Make a tally of the lines in the records that include the string "source", and give only that number.
--- START ---
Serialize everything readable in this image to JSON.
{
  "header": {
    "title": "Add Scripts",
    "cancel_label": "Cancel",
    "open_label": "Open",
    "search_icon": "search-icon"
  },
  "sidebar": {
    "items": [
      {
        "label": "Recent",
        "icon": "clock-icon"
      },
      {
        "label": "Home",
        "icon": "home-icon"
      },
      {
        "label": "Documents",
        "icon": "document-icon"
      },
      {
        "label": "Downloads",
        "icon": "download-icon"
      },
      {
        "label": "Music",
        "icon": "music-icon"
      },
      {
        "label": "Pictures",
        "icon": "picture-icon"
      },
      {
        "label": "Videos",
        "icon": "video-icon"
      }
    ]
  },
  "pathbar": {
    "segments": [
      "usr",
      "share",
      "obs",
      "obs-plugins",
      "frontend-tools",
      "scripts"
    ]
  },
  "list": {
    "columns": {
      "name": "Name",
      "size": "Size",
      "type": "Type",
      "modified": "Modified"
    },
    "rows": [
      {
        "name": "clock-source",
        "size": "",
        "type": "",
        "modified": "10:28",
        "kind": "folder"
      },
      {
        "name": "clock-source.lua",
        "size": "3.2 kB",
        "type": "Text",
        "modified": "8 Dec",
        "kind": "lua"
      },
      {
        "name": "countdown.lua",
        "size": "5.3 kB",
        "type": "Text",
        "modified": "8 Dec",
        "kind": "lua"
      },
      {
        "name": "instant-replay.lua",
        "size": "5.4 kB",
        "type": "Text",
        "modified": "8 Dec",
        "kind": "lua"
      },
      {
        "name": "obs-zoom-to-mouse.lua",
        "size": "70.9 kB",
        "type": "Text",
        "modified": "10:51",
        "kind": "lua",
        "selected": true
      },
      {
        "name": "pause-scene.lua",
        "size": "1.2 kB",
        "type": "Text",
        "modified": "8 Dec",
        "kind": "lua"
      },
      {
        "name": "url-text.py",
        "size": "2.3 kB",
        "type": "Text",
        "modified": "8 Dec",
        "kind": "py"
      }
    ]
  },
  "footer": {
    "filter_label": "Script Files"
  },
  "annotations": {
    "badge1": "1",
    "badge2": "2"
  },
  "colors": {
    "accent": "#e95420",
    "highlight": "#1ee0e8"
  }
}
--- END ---
● Exercise result:
2